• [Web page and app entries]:
===
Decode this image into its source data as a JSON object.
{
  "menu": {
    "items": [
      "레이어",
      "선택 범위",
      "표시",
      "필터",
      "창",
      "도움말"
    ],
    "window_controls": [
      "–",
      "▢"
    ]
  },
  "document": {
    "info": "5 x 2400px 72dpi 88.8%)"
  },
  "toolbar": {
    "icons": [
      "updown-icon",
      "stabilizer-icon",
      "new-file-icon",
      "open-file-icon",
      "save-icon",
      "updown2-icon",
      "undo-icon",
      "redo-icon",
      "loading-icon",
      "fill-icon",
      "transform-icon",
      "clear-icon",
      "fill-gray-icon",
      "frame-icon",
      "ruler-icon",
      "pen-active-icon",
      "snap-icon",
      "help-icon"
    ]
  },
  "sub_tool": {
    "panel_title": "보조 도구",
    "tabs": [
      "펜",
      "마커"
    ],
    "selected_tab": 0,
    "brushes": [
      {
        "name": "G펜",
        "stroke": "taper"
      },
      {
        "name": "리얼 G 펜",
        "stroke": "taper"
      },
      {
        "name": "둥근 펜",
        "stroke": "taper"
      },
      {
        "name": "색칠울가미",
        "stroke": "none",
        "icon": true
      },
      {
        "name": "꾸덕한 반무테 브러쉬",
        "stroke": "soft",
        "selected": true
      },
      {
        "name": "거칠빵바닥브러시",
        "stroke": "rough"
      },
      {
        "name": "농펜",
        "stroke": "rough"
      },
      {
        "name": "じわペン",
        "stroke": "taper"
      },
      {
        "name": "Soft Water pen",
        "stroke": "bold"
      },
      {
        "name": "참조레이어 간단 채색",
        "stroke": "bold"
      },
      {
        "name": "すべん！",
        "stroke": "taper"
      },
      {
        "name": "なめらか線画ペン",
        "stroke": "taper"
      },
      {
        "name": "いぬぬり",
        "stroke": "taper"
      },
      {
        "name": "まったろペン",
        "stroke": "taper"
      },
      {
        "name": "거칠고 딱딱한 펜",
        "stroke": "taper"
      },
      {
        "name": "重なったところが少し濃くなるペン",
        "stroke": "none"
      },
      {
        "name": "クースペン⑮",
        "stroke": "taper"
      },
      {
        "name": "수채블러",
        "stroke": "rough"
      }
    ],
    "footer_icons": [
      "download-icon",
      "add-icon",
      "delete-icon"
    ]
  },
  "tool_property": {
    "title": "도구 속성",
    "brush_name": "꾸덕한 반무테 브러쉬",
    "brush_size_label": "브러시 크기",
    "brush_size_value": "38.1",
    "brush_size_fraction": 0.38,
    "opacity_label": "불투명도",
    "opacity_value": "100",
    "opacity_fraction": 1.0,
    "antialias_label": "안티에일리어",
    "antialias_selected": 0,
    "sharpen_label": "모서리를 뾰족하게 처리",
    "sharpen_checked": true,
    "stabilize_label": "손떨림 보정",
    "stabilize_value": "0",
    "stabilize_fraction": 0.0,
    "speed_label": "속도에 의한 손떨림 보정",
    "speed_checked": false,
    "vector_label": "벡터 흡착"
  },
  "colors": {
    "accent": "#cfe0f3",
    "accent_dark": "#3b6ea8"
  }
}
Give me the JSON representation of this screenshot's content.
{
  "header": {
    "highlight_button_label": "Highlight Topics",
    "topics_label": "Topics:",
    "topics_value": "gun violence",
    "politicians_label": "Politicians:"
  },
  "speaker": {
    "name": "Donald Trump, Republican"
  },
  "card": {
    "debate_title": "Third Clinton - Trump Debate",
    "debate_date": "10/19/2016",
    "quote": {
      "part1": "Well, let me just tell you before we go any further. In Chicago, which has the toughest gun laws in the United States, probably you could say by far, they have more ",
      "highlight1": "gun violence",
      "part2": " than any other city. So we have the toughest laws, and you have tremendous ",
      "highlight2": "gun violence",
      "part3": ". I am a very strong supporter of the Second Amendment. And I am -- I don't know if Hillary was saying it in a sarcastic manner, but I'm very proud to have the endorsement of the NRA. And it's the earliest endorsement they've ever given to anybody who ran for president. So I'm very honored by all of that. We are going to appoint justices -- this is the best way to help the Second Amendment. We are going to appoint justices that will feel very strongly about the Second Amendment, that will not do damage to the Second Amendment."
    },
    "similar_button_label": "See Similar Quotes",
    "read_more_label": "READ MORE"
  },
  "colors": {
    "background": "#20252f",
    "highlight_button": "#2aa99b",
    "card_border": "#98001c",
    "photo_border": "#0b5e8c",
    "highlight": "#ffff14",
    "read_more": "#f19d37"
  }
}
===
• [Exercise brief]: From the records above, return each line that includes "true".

• [Final answer]:
        "icon": true
        "selected": true
    "sharpen_checked": true,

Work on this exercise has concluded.